> **TASK DATA**:
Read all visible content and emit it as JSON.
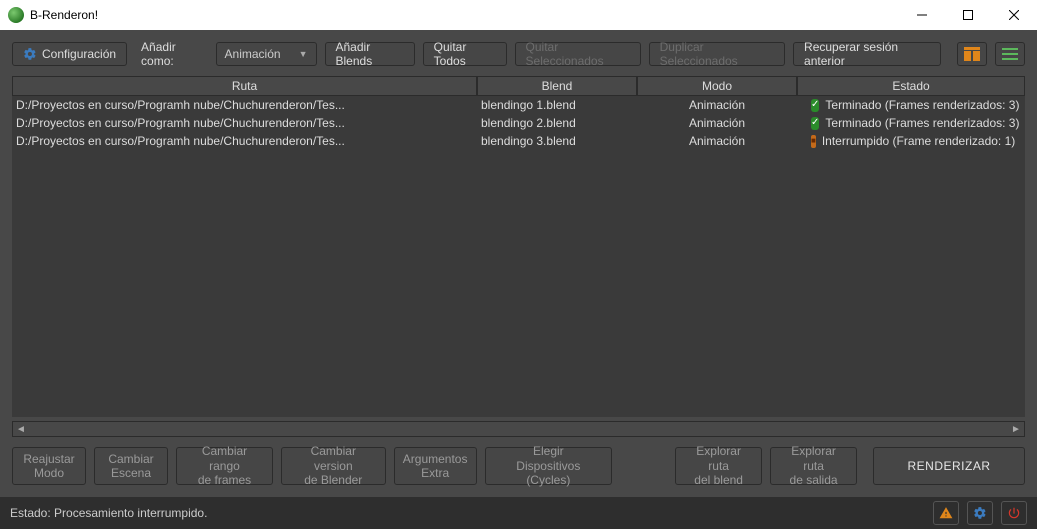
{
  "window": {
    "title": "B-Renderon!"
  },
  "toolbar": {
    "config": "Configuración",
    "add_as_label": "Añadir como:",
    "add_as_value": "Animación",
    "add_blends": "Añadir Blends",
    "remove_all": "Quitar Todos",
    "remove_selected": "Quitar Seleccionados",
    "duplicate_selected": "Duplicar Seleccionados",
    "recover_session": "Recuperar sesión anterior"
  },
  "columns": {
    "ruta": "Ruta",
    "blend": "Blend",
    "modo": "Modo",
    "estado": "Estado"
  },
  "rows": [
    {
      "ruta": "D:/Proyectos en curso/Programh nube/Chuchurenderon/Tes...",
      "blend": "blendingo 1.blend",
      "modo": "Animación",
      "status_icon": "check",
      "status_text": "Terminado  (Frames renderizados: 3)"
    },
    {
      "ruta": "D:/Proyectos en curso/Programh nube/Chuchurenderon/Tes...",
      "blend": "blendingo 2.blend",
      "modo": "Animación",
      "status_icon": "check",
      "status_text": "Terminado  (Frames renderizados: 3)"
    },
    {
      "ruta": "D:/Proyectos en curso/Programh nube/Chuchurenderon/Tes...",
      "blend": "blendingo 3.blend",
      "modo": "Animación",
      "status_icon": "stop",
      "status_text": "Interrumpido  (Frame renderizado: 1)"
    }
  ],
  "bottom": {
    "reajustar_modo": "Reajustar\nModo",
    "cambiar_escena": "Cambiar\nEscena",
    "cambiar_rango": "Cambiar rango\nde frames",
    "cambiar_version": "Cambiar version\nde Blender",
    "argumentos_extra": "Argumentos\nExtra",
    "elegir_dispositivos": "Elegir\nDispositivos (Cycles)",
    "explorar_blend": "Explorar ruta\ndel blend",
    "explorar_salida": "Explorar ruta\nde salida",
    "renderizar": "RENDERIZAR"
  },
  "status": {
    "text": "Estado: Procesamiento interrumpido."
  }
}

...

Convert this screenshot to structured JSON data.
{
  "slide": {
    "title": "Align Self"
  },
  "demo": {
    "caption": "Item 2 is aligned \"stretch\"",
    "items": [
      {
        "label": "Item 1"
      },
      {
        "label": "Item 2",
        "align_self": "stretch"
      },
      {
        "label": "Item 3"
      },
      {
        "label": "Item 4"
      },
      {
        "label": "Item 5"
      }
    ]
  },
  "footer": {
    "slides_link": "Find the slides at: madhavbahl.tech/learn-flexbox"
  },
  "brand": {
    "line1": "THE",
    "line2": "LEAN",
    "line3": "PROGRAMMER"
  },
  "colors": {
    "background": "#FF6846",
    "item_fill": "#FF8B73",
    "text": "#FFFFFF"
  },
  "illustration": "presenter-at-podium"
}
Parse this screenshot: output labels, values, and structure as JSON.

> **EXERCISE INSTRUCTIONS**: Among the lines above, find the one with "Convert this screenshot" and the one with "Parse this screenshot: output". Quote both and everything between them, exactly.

> **REPLY**:
Convert this screenshot to structured JSON data.
{
  "slide": {
    "title": "Align Self"
  },
  "demo": {
    "caption": "Item 2 is aligned \"stretch\"",
    "items": [
      {
        "label": "Item 1"
      },
      {
        "label": "Item 2",
        "align_self": "stretch"
      },
      {
        "label": "Item 3"
      },
      {
        "label": "Item 4"
      },
      {
        "label": "Item 5"
      }
    ]
  },
  "footer": {
    "slides_link": "Find the slides at: madhavbahl.tech/learn-flexbox"
  },
  "brand": {
    "line1": "THE",
    "line2": "LEAN",
    "line3": "PROGRAMMER"
  },
  "colors": {
    "background": "#FF6846",
    "item_fill": "#FF8B73",
    "text": "#FFFFFF"
  },
  "illustration": "presenter-at-podium"
}
Parse this screenshot: output labels, values, and structure as JSON.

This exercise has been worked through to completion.